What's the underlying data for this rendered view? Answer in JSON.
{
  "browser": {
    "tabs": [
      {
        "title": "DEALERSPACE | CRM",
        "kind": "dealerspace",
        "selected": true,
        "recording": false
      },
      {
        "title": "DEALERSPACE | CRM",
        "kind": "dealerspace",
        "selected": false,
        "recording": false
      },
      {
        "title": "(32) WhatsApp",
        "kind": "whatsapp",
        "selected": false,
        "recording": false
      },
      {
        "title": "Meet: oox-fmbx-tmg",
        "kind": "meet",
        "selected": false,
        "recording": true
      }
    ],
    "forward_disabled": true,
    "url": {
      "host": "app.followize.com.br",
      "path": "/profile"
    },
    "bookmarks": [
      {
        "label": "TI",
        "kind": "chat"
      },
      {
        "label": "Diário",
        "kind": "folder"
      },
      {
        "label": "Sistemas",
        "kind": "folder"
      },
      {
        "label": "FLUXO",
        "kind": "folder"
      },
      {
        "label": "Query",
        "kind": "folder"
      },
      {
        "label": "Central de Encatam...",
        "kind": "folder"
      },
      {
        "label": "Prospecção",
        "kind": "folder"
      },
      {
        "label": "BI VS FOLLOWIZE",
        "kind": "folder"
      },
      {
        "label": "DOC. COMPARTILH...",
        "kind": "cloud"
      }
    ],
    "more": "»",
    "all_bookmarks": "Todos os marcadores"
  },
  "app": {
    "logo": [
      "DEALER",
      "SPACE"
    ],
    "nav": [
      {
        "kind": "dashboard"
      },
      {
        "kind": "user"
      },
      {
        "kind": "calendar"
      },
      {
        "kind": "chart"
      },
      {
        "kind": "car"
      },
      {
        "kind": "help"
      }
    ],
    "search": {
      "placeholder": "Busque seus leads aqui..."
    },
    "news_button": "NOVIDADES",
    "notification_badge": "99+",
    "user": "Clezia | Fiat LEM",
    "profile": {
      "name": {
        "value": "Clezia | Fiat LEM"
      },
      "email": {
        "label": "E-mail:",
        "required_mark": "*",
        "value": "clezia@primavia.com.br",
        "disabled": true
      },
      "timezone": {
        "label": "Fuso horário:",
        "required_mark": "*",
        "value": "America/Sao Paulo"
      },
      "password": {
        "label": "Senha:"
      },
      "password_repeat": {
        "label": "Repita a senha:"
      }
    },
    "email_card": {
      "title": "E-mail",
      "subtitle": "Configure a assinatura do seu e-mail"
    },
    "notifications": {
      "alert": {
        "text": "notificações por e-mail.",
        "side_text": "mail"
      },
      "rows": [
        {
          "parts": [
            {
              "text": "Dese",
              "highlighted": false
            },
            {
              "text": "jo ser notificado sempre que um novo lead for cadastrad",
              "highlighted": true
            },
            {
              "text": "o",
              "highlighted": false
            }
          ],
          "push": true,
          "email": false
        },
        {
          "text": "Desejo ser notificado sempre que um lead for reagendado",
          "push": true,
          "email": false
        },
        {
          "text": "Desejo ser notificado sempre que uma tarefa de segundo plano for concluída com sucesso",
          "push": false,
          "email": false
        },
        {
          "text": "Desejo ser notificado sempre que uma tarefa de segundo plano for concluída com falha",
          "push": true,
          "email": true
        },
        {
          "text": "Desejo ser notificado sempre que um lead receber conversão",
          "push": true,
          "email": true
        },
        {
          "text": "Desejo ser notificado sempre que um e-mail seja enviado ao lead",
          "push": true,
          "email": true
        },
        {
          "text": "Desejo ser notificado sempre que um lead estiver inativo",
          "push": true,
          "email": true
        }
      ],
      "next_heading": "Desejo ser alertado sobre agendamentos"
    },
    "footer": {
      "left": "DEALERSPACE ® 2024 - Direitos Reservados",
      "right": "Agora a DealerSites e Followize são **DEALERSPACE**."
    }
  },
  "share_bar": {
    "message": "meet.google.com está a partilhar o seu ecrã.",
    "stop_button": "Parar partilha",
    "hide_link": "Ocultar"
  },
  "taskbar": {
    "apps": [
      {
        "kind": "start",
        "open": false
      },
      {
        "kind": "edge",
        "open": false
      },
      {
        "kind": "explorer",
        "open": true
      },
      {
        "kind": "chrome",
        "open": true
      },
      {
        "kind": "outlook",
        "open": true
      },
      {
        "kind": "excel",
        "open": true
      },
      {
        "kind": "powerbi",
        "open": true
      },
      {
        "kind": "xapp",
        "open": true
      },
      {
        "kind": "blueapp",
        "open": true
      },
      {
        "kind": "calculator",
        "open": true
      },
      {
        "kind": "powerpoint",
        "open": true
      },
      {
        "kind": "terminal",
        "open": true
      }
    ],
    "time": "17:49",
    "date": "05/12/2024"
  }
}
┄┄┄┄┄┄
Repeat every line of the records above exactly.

What's the underlying data for this rendered view? Answer in JSON.
{
  "browser": {
    "tabs": [
      {
        "title": "DEALERSPACE | CRM",
        "kind": "dealerspace",
        "selected": true,
        "recording": false
      },
      {
        "title": "DEALERSPACE | CRM",
        "kind": "dealerspace",
        "selected": false,
        "recording": false
      },
      {
        "title": "(32) WhatsApp",
        "kind": "whatsapp",
        "selected": false,
        "recording": false
      },
      {
        "title": "Meet: oox-fmbx-tmg",
        "kind": "meet",
        "selected": false,
        "recording": true
      }
    ],
    "forward_disabled": true,
    "url": {
      "host": "app.followize.com.br",
      "path": "/profile"
    },
    "bookmarks": [
      {
        "label": "TI",
        "kind": "chat"
      },
      {
        "label": "Diário",
        "kind": "folder"
      },
      {
        "label": "Sistemas",
        "kind": "folder"
      },
      {
        "label": "FLUXO",
        "kind": "folder"
      },
      {
        "label": "Query",
        "kind": "folder"
      },
      {
        "label": "Central de Encatam...",
        "kind": "folder"
      },
      {
        "label": "Prospecção",
        "kind": "folder"
      },
      {
        "label": "BI VS FOLLOWIZE",
        "kind": "folder"
      },
      {
        "label": "DOC. COMPARTILH...",
        "kind": "cloud"
      }
    ],
    "more": "»",
    "all_bookmarks": "Todos os marcadores"
  },
  "app": {
    "logo": [
      "DEALER",
      "SPACE"
    ],
    "nav": [
      {
        "kind": "dashboard"
      },
      {
        "kind": "user"
      },
      {
        "kind": "calendar"
      },
      {
        "kind": "chart"
      },
      {
        "kind": "car"
      },
      {
        "kind": "help"
      }
    ],
    "search": {
      "placeholder": "Busque seus leads aqui..."
    },
    "news_button": "NOVIDADES",
    "notification_badge": "99+",
    "user": "Clezia | Fiat LEM",
    "profile": {
      "name": {
        "value": "Clezia | Fiat LEM"
      },
      "email": {
        "label": "E-mail:",
        "required_mark": "*",
        "value": "clezia@primavia.com.br",
        "disabled": true
      },
      "timezone": {
        "label": "Fuso horário:",
        "required_mark": "*",
        "value": "America/Sao Paulo"
      },
      "password": {
        "label": "Senha:"
      },
      "password_repeat": {
        "label": "Repita a senha:"
      }
    },
    "email_card": {
      "title": "E-mail",
      "subtitle": "Configure a assinatura do seu e-mail"
    },
    "notifications": {
      "alert": {
        "text": "notificações por e-mail.",
        "side_text": "mail"
      },
      "rows": [
        {
          "parts": [
            {
              "text": "Dese",
              "highlighted": false
            },
            {
              "text": "jo ser notificado sempre que um novo lead for cadastrad",
              "highlighted": true
            },
            {
              "text": "o",
              "highlighted": false
            }
          ],
          "push": true,
          "email": false
        },
        {
          "text": "Desejo ser notificado sempre que um lead for reagendado",
          "push": true,
          "email": false
        },
        {
          "text": "Desejo ser notificado sempre que uma tarefa de segundo plano for concluída com sucesso",
          "push": false,
          "email": false
        },
        {
          "text": "Desejo ser notificado sempre que uma tarefa de segundo plano for concluída com falha",
          "push": true,
          "email": true
        },
        {
          "text": "Desejo ser notificado sempre que um lead receber conversão",
          "push": true,
          "email": true
        },
        {
          "text": "Desejo ser notificado sempre que um e-mail seja enviado ao lead",
          "push": true,
          "email": true
        },
        {
          "text": "Desejo ser notificado sempre que um lead estiver inativo",
          "push": true,
          "email": true
        }
      ],
      "next_heading": "Desejo ser alertado sobre agendamentos"
    },
    "footer": {
      "left": "DEALERSPACE ® 2024 - Direitos Reservados",
      "right": "Agora a DealerSites e Followize são **DEALERSPACE**."
    }
  },
  "share_bar": {
    "message": "meet.google.com está a partilhar o seu ecrã.",
    "stop_button": "Parar partilha",
    "hide_link": "Ocultar"
  },
  "taskbar": {
    "apps": [
      {
        "kind": "start",
        "open": false
      },
      {
        "kind": "edge",
        "open": false
      },
      {
        "kind": "explorer",
        "open": true
      },
      {
        "kind": "chrome",
        "open": true
      },
      {
        "kind": "outlook",
        "open": true
      },
      {
        "kind": "excel",
        "open": true
      },
      {
        "kind": "powerbi",
        "open": true
      },
      {
        "kind": "xapp",
        "open": true
      },
      {
        "kind": "blueapp",
        "open": true
      },
      {
        "kind": "calculator",
        "open": true
      },
      {
        "kind": "powerpoint",
        "open": true
      },
      {
        "kind": "terminal",
        "open": true
      }
    ],
    "time": "17:49",
    "date": "05/12/2024"
  }
}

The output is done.